Experience Fall in Dawsonville

All your Fall favorites are now open! Pick the perfect pumpkin at Burt's Pumpkin Farm, snap an unforgettable selfie at Fausett Farms Sunflowers, or get lost in the 15 acre maze at Uncle Shuck's Corn Maze and Pumpkin Patch!

Atlanta Tract

The City of Atlanta Tract is owned by the city of Atlanta and co-managed by the Department of Natural Resources and the Georgia Forestry Commission. Originally the site of a proposed future Atlanta airport, as well as a former defense contractor aviation research facility, the tract is now a popular recreational area, with trails available for hiking as well as trails specifically designated for horseback and mountain bike travel. ATVs and ORVs are not allowed. Camping is available on the tract as well, and a parking/trail user fee is charged.

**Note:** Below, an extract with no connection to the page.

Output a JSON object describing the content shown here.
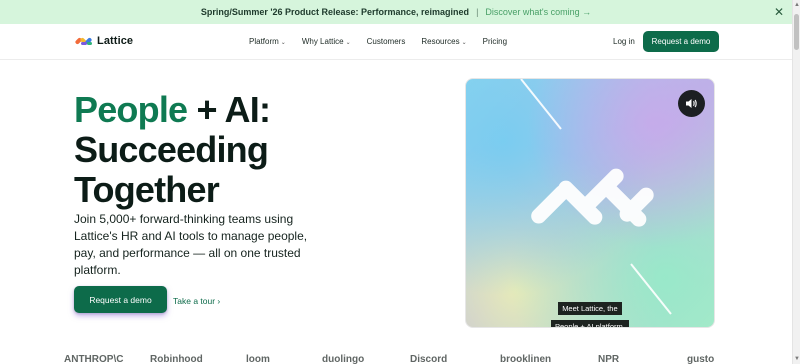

The Atlanta Tract can be accessed from various points, and hiking, biking, and horseback trails crisscross the entire 10,000+ acres. From the south, the easiest access point begins by heading west off Georgia 400 at Dawson Forest Road, just south of the North Georgia Premium Outlets. Continue on Dawson Forest Road until you enter the forest and the network of maintained gravel roads leading deep into the tract. Trails and old roadbeds are numerous and obvious parking spots are plentiful. Trails that run alongside the Etowah and Amicalola Rivers and Shoal Creek are popular routes, but scores of trails and miles of backcountry are available for the nominal $5 parking fee, paid on the "honor system" at collection tubes near designated parking spots. The northern entrance is best reached off Highway 53 at Sweetwater Church Road. Take a left and proceed south on Sweetwater Church Road, passing through an area of private homes before reaching the entrance to the tract. Trails and old roadbeds are also plentiful on this side of the WMA. A gradual increase in elevation from the south to the north end of this tract offers significant changes in surroundings as river flats give way to low ridges and rocky outcrops, and laurels, hemlocks, and other mountain species begin to replace lowland species such as red oak and short-leaf pines.


Atlanta Tract